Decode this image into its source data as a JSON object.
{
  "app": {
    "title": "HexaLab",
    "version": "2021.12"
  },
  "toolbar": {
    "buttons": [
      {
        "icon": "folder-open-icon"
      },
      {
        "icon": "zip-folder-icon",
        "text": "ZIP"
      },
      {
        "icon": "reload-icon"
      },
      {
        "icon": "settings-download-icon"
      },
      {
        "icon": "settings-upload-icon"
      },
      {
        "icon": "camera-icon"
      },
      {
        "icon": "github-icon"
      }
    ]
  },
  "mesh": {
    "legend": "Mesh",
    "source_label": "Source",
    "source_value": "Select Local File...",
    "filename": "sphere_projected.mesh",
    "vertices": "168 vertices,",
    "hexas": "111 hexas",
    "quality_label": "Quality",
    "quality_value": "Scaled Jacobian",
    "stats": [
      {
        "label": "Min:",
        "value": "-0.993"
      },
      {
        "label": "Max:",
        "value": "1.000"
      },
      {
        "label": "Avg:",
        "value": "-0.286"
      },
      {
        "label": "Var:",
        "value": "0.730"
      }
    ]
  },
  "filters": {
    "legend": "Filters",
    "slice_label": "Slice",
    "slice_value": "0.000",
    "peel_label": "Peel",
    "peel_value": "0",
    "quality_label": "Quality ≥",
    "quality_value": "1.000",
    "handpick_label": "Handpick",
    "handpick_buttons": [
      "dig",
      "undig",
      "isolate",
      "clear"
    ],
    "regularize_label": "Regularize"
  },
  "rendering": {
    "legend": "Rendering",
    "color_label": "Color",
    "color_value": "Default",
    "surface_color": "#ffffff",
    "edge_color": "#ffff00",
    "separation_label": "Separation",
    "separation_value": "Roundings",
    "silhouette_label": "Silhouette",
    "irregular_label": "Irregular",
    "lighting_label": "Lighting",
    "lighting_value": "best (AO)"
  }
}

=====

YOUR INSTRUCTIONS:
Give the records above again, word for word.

SOLUTION TO THIS PROBLEM:
Decode this image into its source data as a JSON object.
{
  "app": {
    "title": "HexaLab",
    "version": "2021.12"
  },
  "toolbar": {
    "buttons": [
      {
        "icon": "folder-open-icon"
      },
      {
        "icon": "zip-folder-icon",
        "text": "ZIP"
      },
      {
        "icon": "reload-icon"
      },
      {
        "icon": "settings-download-icon"
      },
      {
        "icon": "settings-upload-icon"
      },
      {
        "icon": "camera-icon"
      },
      {
        "icon": "github-icon"
      }
    ]
  },
  "mesh": {
    "legend": "Mesh",
    "source_label": "Source",
    "source_value": "Select Local File...",
    "filename": "sphere_projected.mesh",
    "vertices": "168 vertices,",
    "hexas": "111 hexas",
    "quality_label": "Quality",
    "quality_value": "Scaled Jacobian",
    "stats": [
      {
        "label": "Min:",
        "value": "-0.993"
      },
      {
        "label": "Max:",
        "value": "1.000"
      },
      {
        "label": "Avg:",
        "value": "-0.286"
      },
      {
        "label": "Var:",
        "value": "0.730"
      }
    ]
  },
  "filters": {
    "legend": "Filters",
    "slice_label": "Slice",
    "slice_value": "0.000",
    "peel_label": "Peel",
    "peel_value": "0",
    "quality_label": "Quality ≥",
    "quality_value": "1.000",
    "handpick_label": "Handpick",
    "handpick_buttons": [
      "dig",
      "undig",
      "isolate",
      "clear"
    ],
    "regularize_label": "Regularize"
  },
  "rendering": {
    "legend": "Rendering",
    "color_label": "Color",
    "color_value": "Default",
    "surface_color": "#ffffff",
    "edge_color": "#ffff00",
    "separation_label": "Separation",
    "separation_value": "Roundings",
    "silhouette_label": "Silhouette",
    "irregular_label": "Irregular",
    "lighting_label": "Lighting",
    "lighting_value": "best (AO)"
  }
}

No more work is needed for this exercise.